XXXVI. But the holy scripture has prohibited such an exchange as this when it says, “Thou shalt not exchange good for Evil”{53}{#le 27:33.} (111) On this account therefore pleasure is accursed, and let us now see how well adapted to it are the curses which the scripture denounces against it, “Thou shalt be cursed” says God, “above all creatures.” Therefore, the whole race of animals is irrational andunder the guidance only of the external senses; but every one of the outward senses curses pleasure as a most inimical and hostile thing to it; for it is in reality hostile to the outward senses. And the proof of this is that, when we are sated with an immoderate indulgence in pleasure, we are not able either to see, or to hear, or to smell, or to taste, or to touch with any clearness of our faculties, but we make all our essays and approaches in an obscure and imbecile manner. (112) And this happens to us when we are for a moment at a distance from its infection; but at the exact moment of the enjoyment of pleasure we are completely deprived of all such perception as can arise from the operation of the outward senses, so that we seem to be mutilated. How then can it be anything but natural for the outward sense to denounce curses upon pleasure which thus deprives it of its faculties?

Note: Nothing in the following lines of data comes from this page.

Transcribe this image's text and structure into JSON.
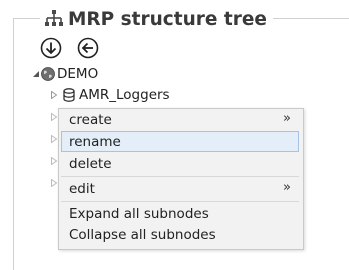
{
  "panel": {
    "title": "MRP structure tree"
  },
  "navigation": {
    "down_icon": "arrow-down-circle-icon",
    "back_icon": "arrow-left-circle-icon"
  },
  "tree": {
    "root": {
      "label": "DEMO",
      "icon": "globe-icon",
      "expanded": true
    },
    "child": {
      "label": "AMR_Loggers",
      "icon": "database-icon",
      "expanded": false
    }
  },
  "context_menu": {
    "items": [
      {
        "label": "create",
        "submenu": true,
        "submenu_glyph": "»"
      },
      {
        "label": "rename",
        "submenu": false,
        "highlighted": true
      },
      {
        "label": "delete",
        "submenu": false
      },
      {
        "label": "edit",
        "submenu": true,
        "submenu_glyph": "»"
      },
      {
        "label": "Expand all subnodes",
        "submenu": false
      },
      {
        "label": "Collapse all subnodes",
        "submenu": false
      }
    ]
  },
  "colors": {
    "menu_background": "#f2f2f2",
    "highlight_background": "#e4eef8",
    "highlight_border": "#a6c3e3"
  }
}
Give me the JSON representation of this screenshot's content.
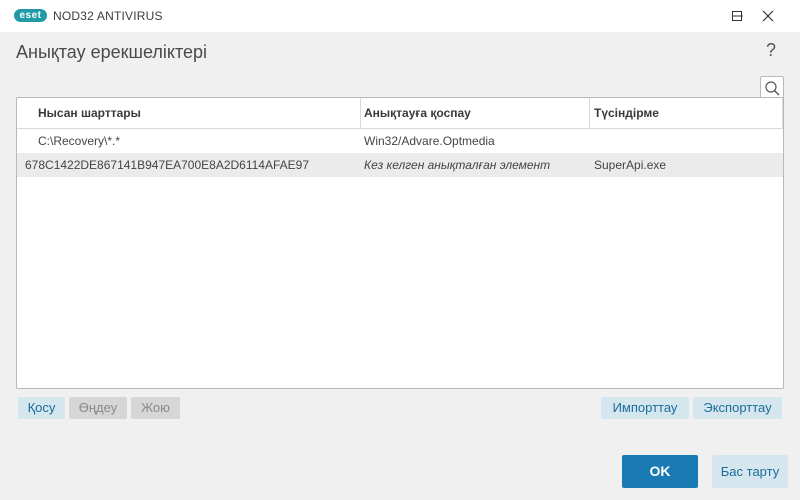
{
  "window": {
    "logo_text": "eset",
    "product_name": "NOD32 ANTIVIRUS"
  },
  "dialog": {
    "title": "Анықтау ерекшеліктері",
    "help_glyph": "?"
  },
  "table": {
    "columns": [
      "Нысан шарттары",
      "Анықтауға қоспау",
      "Түсіндірме"
    ],
    "rows": [
      {
        "object": "C:\\Recovery\\*.*",
        "detection": "Win32/Advare.Optmedia",
        "comment": "",
        "italic_detection": false
      },
      {
        "object": "678C1422DE867141B947EA700E8A2D6114AFAE97",
        "detection": "Кез келген анықталған элемент",
        "comment": "SuperApi.exe",
        "italic_detection": true
      }
    ]
  },
  "actions": {
    "add": "Қосу",
    "edit": "Өңдеу",
    "delete": "Жою",
    "import": "Импорттау",
    "export": "Экспорттау"
  },
  "footer": {
    "ok": "OK",
    "cancel": "Бас тарту"
  },
  "colors": {
    "brand": "#1f9aa6",
    "primary_button": "#1a7bb4",
    "secondary_button_bg": "#d5e6ef",
    "secondary_button_text": "#1a6d98"
  }
}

XXXVII. (113) “And he is accursed beyond all the beasts of the field.” And I mean by this, beyond all the passions of the soul, for it is only there that the mind is wounded and destroyed. Why then does this one appear to be worse than all the other passions? Because it is almost at the bottom of them all, as a sort of base or foundation for them, for desire originates in the love of pleasure, and pain consists in the removal of pleasure; and fear again is caused by a desire to guard against its absence. So it is plain that all the passions are anchored on pleasure; and perhaps one might say that they would absolutely have had no existence at all if pleasure had not been previously laid down as a foundation to support them.